Martha’s Mine

My aunt Martha has lived here twenty
years now. They brought her here with
empty promises; now life goes on bitter
and ugly, a web of shattered dreams and sadness

They’ve never taken away her rubbish –
now twenty years of sludge sit in her
backyard. Not profitable yet, she tells me
as she watches the sludge shipping index to China

It’s time to move on, she says. She
used to have a good home, a sturdy
four bedroom white painted weatherboard place,
’till Papa got too hungry and gobbled it up

She’s on the benefit and her six
kids have never had jobs. The employment
situation here is the pits and her husband
died long ago of respiratory failure

With a glint of hope in her eye she tells
me the kids are headed north, there are
promises of work there, the nation is
creating jobs for hard working Neu Zulunders.

Next year I visit them in Northland. The
birds have stopped singing and the rivers
run with poison. I see them sitting in their rigs
with eyes of shattered dreams and sadness

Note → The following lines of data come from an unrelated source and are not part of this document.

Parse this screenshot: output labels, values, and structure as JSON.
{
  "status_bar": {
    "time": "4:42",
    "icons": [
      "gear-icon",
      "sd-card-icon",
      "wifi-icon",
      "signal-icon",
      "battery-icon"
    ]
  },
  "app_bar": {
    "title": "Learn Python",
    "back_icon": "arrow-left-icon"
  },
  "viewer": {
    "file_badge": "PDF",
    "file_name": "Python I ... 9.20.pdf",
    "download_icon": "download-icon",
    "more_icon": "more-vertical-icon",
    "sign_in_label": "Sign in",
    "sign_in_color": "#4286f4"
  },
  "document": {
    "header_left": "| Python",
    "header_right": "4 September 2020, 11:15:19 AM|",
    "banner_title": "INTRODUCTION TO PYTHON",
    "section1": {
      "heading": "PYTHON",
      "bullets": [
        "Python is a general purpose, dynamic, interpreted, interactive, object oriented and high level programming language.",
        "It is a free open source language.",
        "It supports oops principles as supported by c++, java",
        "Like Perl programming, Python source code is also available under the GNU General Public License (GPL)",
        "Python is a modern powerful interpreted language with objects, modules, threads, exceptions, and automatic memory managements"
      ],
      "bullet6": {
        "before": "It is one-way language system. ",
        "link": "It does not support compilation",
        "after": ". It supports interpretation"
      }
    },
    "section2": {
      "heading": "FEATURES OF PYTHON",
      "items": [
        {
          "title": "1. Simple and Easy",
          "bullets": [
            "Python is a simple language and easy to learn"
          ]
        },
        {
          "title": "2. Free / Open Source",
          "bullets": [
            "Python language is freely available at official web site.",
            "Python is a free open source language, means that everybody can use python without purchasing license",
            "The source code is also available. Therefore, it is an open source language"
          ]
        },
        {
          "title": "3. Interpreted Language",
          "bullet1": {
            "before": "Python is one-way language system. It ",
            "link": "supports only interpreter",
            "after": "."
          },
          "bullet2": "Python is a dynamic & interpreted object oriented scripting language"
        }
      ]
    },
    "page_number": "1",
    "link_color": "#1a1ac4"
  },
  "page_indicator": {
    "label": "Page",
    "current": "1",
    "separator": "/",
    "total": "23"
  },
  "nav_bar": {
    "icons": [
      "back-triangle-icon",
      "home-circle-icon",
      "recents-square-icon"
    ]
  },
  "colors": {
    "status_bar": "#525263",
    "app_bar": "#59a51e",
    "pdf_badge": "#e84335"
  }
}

For a visual artist’s close-up view of coal mining, check out Meliors Simms’ account of her recent visit to Stockton Mine: